Give every entry again, exactly.

Data about app and page elements:
________________

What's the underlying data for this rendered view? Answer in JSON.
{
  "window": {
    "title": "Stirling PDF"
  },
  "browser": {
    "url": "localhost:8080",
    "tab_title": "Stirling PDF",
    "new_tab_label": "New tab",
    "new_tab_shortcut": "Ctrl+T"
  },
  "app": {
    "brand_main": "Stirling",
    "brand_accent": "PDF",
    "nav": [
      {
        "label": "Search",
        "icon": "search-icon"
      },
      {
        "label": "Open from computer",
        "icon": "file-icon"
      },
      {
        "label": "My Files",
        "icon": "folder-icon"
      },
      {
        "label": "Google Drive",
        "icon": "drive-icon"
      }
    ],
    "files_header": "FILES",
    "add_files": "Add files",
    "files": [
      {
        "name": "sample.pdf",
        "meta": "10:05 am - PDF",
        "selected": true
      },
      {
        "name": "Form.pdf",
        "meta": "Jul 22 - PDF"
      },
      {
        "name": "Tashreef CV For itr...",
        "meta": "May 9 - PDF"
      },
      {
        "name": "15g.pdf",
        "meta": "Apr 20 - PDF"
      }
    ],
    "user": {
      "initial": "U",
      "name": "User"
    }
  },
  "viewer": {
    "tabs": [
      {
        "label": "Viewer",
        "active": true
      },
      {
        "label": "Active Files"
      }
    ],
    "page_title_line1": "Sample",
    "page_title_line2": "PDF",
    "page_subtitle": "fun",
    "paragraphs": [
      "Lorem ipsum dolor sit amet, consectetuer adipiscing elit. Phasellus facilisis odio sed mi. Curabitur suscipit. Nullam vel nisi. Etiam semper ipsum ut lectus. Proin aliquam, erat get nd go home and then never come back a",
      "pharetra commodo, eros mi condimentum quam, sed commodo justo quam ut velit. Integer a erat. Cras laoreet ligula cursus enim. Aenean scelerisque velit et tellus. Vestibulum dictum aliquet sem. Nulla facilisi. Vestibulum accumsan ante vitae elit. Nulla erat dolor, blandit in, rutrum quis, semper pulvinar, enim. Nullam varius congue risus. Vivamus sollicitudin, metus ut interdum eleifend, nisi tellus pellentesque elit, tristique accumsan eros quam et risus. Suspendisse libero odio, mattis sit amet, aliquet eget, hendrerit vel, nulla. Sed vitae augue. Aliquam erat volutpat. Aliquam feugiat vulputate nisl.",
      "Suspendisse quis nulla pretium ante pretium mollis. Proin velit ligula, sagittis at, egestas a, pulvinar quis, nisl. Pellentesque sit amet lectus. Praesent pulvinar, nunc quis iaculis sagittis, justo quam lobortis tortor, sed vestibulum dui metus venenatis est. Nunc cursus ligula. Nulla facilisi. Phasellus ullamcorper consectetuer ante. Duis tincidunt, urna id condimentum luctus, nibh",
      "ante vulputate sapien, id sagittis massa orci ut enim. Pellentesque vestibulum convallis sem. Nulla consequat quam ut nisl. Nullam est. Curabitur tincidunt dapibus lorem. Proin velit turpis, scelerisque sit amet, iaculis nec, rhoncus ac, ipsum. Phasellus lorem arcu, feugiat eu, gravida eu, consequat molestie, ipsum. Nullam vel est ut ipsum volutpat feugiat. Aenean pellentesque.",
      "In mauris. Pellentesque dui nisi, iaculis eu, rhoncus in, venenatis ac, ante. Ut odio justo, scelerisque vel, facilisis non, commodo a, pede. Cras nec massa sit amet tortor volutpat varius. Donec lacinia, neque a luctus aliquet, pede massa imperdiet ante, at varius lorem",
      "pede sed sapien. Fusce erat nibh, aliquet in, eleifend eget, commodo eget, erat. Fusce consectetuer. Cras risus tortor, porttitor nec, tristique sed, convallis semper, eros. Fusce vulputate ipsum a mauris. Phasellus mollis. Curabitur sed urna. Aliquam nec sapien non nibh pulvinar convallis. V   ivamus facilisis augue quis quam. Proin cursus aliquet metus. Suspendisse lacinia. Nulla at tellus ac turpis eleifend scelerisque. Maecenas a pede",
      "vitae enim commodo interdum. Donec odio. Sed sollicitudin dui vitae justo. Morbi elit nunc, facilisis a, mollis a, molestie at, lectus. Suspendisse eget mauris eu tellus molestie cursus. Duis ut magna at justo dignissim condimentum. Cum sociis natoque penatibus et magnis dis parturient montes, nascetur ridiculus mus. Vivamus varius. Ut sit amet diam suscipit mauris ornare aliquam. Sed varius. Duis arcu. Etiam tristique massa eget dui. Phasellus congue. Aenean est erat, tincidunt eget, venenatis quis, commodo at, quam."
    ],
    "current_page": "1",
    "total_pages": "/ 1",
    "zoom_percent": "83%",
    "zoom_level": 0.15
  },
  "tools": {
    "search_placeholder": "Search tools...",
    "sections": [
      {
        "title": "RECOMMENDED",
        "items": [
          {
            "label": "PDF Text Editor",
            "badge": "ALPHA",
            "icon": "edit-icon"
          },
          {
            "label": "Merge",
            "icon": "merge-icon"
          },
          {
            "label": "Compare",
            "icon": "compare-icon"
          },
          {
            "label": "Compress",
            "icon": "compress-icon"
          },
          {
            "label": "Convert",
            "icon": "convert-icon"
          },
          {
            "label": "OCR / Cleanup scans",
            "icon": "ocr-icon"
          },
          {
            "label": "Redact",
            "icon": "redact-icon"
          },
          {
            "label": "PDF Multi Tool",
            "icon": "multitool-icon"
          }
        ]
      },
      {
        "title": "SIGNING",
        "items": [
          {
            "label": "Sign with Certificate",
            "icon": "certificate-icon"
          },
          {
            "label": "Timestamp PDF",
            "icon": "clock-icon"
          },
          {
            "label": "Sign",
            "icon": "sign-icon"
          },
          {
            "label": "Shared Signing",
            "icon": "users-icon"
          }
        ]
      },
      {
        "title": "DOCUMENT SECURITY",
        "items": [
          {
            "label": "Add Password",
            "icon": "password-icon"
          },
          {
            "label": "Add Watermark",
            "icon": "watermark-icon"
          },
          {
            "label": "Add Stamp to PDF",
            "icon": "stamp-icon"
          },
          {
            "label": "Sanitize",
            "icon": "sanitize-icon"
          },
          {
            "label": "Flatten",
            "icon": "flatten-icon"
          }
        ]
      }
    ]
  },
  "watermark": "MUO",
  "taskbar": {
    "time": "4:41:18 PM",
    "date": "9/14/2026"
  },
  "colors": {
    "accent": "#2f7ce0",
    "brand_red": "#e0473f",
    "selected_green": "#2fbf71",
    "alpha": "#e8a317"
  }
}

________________

(Exercise output):
What's the underlying data for this rendered view? Answer in JSON.
{
  "window": {
    "title": "Stirling PDF"
  },
  "browser": {
    "url": "localhost:8080",
    "tab_title": "Stirling PDF",
    "new_tab_label": "New tab",
    "new_tab_shortcut": "Ctrl+T"
  },
  "app": {
    "brand_main": "Stirling",
    "brand_accent": "PDF",
    "nav": [
      {
        "label": "Search",
        "icon": "search-icon"
      },
      {
        "label": "Open from computer",
        "icon": "file-icon"
      },
      {
        "label": "My Files",
        "icon": "folder-icon"
      },
      {
        "label": "Google Drive",
        "icon": "drive-icon"
      }
    ],
    "files_header": "FILES",
    "add_files": "Add files",
    "files": [
      {
        "name": "sample.pdf",
        "meta": "10:05 am - PDF",
        "selected": true
      },
      {
        "name": "Form.pdf",
        "meta": "Jul 22 - PDF"
      },
      {
        "name": "Tashreef CV For itr...",
        "meta": "May 9 - PDF"
      },
      {
        "name": "15g.pdf",
        "meta": "Apr 20 - PDF"
      }
    ],
    "user": {
      "initial": "U",
      "name": "User"
    }
  },
  "viewer": {
    "tabs": [
      {
        "label": "Viewer",
        "active": true
      },
      {
        "label": "Active Files"
      }
    ],
    "page_title_line1": "Sample",
    "page_title_line2": "PDF",
    "page_subtitle": "fun",
    "paragraphs": [
      "Lorem ipsum dolor sit amet, consectetuer adipiscing elit. Phasellus facilisis odio sed mi. Curabitur suscipit. Nullam vel nisi. Etiam semper ipsum ut lectus. Proin aliquam, erat get nd go home and then never come back a",
      "pharetra commodo, eros mi condimentum quam, sed commodo justo quam ut velit. Integer a erat. Cras laoreet ligula cursus enim. Aenean scelerisque velit et tellus. Vestibulum dictum aliquet sem. Nulla facilisi. Vestibulum accumsan ante vitae elit. Nulla erat dolor, blandit in, rutrum quis, semper pulvinar, enim. Nullam varius congue risus. Vivamus sollicitudin, metus ut interdum eleifend, nisi tellus pellentesque elit, tristique accumsan eros quam et risus. Suspendisse libero odio, mattis sit amet, aliquet eget, hendrerit vel, nulla. Sed vitae augue. Aliquam erat volutpat. Aliquam feugiat vulputate nisl.",
      "Suspendisse quis nulla pretium ante pretium mollis. Proin velit ligula, sagittis at, egestas a, pulvinar quis, nisl. Pellentesque sit amet lectus. Praesent pulvinar, nunc quis iaculis sagittis, justo quam lobortis tortor, sed vestibulum dui metus venenatis est. Nunc cursus ligula. Nulla facilisi. Phasellus ullamcorper consectetuer ante. Duis tincidunt, urna id condimentum luctus, nibh",
      "ante vulputate sapien, id sagittis massa orci ut enim. Pellentesque vestibulum convallis sem. Nulla consequat quam ut nisl. Nullam est. Curabitur tincidunt dapibus lorem. Proin velit turpis, scelerisque sit amet, iaculis nec, rhoncus ac, ipsum. Phasellus lorem arcu, feugiat eu, gravida eu, consequat molestie, ipsum. Nullam vel est ut ipsum volutpat feugiat. Aenean pellentesque.",
      "In mauris. Pellentesque dui nisi, iaculis eu, rhoncus in, venenatis ac, ante. Ut odio justo, scelerisque vel, facilisis non, commodo a, pede. Cras nec massa sit amet tortor volutpat varius. Donec lacinia, neque a luctus aliquet, pede massa imperdiet ante, at varius lorem",
      "pede sed sapien. Fusce erat nibh, aliquet in, eleifend eget, commodo eget, erat. Fusce consectetuer. Cras risus tortor, porttitor nec, tristique sed, convallis semper, eros. Fusce vulputate ipsum a mauris. Phasellus mollis. Curabitur sed urna. Aliquam nec sapien non nibh pulvinar convallis. V   ivamus facilisis augue quis quam. Proin cursus aliquet metus. Suspendisse lacinia. Nulla at tellus ac turpis eleifend scelerisque. Maecenas a pede",
      "vitae enim commodo interdum. Donec odio. Sed sollicitudin dui vitae justo. Morbi elit nunc, facilisis a, mollis a, molestie at, lectus. Suspendisse eget mauris eu tellus molestie cursus. Duis ut magna at justo dignissim condimentum. Cum sociis natoque penatibus et magnis dis parturient montes, nascetur ridiculus mus. Vivamus varius. Ut sit amet diam suscipit mauris ornare aliquam. Sed varius. Duis arcu. Etiam tristique massa eget dui. Phasellus congue. Aenean est erat, tincidunt eget, venenatis quis, commodo at, quam."
    ],
    "current_page": "1",
    "total_pages": "/ 1",
    "zoom_percent": "83%",
    "zoom_level": 0.15
  },
  "tools": {
    "search_placeholder": "Search tools...",
    "sections": [
      {
        "title": "RECOMMENDED",
        "items": [
          {
            "label": "PDF Text Editor",
            "badge": "ALPHA",
            "icon": "edit-icon"
          },
          {
            "label": "Merge",
            "icon": "merge-icon"
          },
          {
            "label": "Compare",
            "icon": "compare-icon"
          },
          {
            "label": "Compress",
            "icon": "compress-icon"
          },
          {
            "label": "Convert",
            "icon": "convert-icon"
          },
          {
            "label": "OCR / Cleanup scans",
            "icon": "ocr-icon"
          },
          {
            "label": "Redact",
            "icon": "redact-icon"
          },
          {
            "label": "PDF Multi Tool",
            "icon": "multitool-icon"
          }
        ]
      },
      {
        "title": "SIGNING",
        "items": [
          {
            "label": "Sign with Certificate",
            "icon": "certificate-icon"
          },
          {
            "label": "Timestamp PDF",
            "icon": "clock-icon"
          },
          {
            "label": "Sign",
            "icon": "sign-icon"
          },
          {
            "label": "Shared Signing",
            "icon": "users-icon"
          }
        ]
      },
      {
        "title": "DOCUMENT SECURITY",
        "items": [
          {
            "label": "Add Password",
            "icon": "password-icon"
          },
          {
            "label": "Add Watermark",
            "icon": "watermark-icon"
          },
          {
            "label": "Add Stamp to PDF",
            "icon": "stamp-icon"
          },
          {
            "label": "Sanitize",
            "icon": "sanitize-icon"
          },
          {
            "label": "Flatten",
            "icon": "flatten-icon"
          }
        ]
      }
    ]
  },
  "watermark": "MUO",
  "taskbar": {
    "time": "4:41:18 PM",
    "date": "9/14/2026"
  },
  "colors": {
    "accent": "#2f7ce0",
    "brand_red": "#e0473f",
    "selected_green": "#2fbf71",
    "alpha": "#e8a317"
  }
}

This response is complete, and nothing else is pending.